Segment Start: Exercise inputs
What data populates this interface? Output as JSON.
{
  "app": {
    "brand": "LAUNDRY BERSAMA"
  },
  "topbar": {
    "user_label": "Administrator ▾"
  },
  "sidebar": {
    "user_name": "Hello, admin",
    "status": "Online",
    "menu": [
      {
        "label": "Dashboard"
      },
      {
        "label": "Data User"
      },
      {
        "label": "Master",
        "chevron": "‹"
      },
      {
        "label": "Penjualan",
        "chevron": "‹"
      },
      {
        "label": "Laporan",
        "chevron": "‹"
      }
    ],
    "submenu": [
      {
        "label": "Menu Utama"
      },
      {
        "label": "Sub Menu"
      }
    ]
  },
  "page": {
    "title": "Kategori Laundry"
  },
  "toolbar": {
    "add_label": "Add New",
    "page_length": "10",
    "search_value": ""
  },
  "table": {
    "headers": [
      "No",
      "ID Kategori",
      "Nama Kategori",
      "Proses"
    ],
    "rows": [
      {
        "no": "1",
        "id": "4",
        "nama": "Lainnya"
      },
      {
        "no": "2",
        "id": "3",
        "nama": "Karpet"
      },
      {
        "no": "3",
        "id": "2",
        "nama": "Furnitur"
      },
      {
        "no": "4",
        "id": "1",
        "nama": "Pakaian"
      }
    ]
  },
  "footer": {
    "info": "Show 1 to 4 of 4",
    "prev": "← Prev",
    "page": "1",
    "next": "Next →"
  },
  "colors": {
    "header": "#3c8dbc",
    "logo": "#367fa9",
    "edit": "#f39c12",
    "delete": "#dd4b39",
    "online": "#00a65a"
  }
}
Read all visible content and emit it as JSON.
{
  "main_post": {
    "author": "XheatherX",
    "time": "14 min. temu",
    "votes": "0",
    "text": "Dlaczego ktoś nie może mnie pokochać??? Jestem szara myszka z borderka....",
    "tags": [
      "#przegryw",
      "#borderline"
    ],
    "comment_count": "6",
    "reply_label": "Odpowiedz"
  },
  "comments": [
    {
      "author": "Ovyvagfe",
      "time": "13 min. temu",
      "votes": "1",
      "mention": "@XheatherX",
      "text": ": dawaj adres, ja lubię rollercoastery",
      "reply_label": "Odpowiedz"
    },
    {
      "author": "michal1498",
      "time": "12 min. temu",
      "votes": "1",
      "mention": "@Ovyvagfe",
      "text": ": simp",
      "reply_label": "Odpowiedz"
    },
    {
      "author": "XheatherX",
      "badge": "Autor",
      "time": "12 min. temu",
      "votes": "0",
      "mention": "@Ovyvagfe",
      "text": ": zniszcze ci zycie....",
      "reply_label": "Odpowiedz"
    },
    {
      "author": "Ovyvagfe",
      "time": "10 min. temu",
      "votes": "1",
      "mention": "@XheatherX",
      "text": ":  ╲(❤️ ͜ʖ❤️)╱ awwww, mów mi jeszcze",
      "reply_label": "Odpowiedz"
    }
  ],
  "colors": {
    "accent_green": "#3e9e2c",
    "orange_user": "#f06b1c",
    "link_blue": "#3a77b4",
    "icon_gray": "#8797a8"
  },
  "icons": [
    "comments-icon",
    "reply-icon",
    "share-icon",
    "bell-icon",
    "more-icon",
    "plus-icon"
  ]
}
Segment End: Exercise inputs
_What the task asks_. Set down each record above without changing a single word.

_Written answer_.
What data populates this interface? Output as JSON.
{
  "app": {
    "brand": "LAUNDRY BERSAMA"
  },
  "topbar": {
    "user_label": "Administrator ▾"
  },
  "sidebar": {
    "user_name": "Hello, admin",
    "status": "Online",
    "menu": [
      {
        "label": "Dashboard"
      },
      {
        "label": "Data User"
      },
      {
        "label": "Master",
        "chevron": "‹"
      },
      {
        "label": "Penjualan",
        "chevron": "‹"
      },
      {
        "label": "Laporan",
        "chevron": "‹"
      }
    ],
    "submenu": [
      {
        "label": "Menu Utama"
      },
      {
        "label": "Sub Menu"
      }
    ]
  },
  "page": {
    "title": "Kategori Laundry"
  },
  "toolbar": {
    "add_label": "Add New",
    "page_length": "10",
    "search_value": ""
  },
  "table": {
    "headers": [
      "No",
      "ID Kategori",
      "Nama Kategori",
      "Proses"
    ],
    "rows": [
      {
        "no": "1",
        "id": "4",
        "nama": "Lainnya"
      },
      {
        "no": "2",
        "id": "3",
        "nama": "Karpet"
      },
      {
        "no": "3",
        "id": "2",
        "nama": "Furnitur"
      },
      {
        "no": "4",
        "id": "1",
        "nama": "Pakaian"
      }
    ]
  },
  "footer": {
    "info": "Show 1 to 4 of 4",
    "prev": "← Prev",
    "page": "1",
    "next": "Next →"
  },
  "colors": {
    "header": "#3c8dbc",
    "logo": "#367fa9",
    "edit": "#f39c12",
    "delete": "#dd4b39",
    "online": "#00a65a"
  }
}
Read all visible content and emit it as JSON.
{
  "main_post": {
    "author": "XheatherX",
    "time": "14 min. temu",
    "votes": "0",
    "text": "Dlaczego ktoś nie może mnie pokochać??? Jestem szara myszka z borderka....",
    "tags": [
      "#przegryw",
      "#borderline"
    ],
    "comment_count": "6",
    "reply_label": "Odpowiedz"
  },
  "comments": [
    {
      "author": "Ovyvagfe",
      "time": "13 min. temu",
      "votes": "1",
      "mention": "@XheatherX",
      "text": ": dawaj adres, ja lubię rollercoastery",
      "reply_label": "Odpowiedz"
    },
    {
      "author": "michal1498",
      "time": "12 min. temu",
      "votes": "1",
      "mention": "@Ovyvagfe",
      "text": ": simp",
      "reply_label": "Odpowiedz"
    },
    {
      "author": "XheatherX",
      "badge": "Autor",
      "time": "12 min. temu",
      "votes": "0",
      "mention": "@Ovyvagfe",
      "text": ": zniszcze ci zycie....",
      "reply_label": "Odpowiedz"
    },
    {
      "author": "Ovyvagfe",
      "time": "10 min. temu",
      "votes": "1",
      "mention": "@XheatherX",
      "text": ":  ╲(❤️ ͜ʖ❤️)╱ awwww, mów mi jeszcze",
      "reply_label": "Odpowiedz"
    }
  ],
  "colors": {
    "accent_green": "#3e9e2c",
    "orange_user": "#f06b1c",
    "link_blue": "#3a77b4",
    "icon_gray": "#8797a8"
  },
  "icons": [
    "comments-icon",
    "reply-icon",
    "share-icon",
    "bell-icon",
    "more-icon",
    "plus-icon"
  ]
}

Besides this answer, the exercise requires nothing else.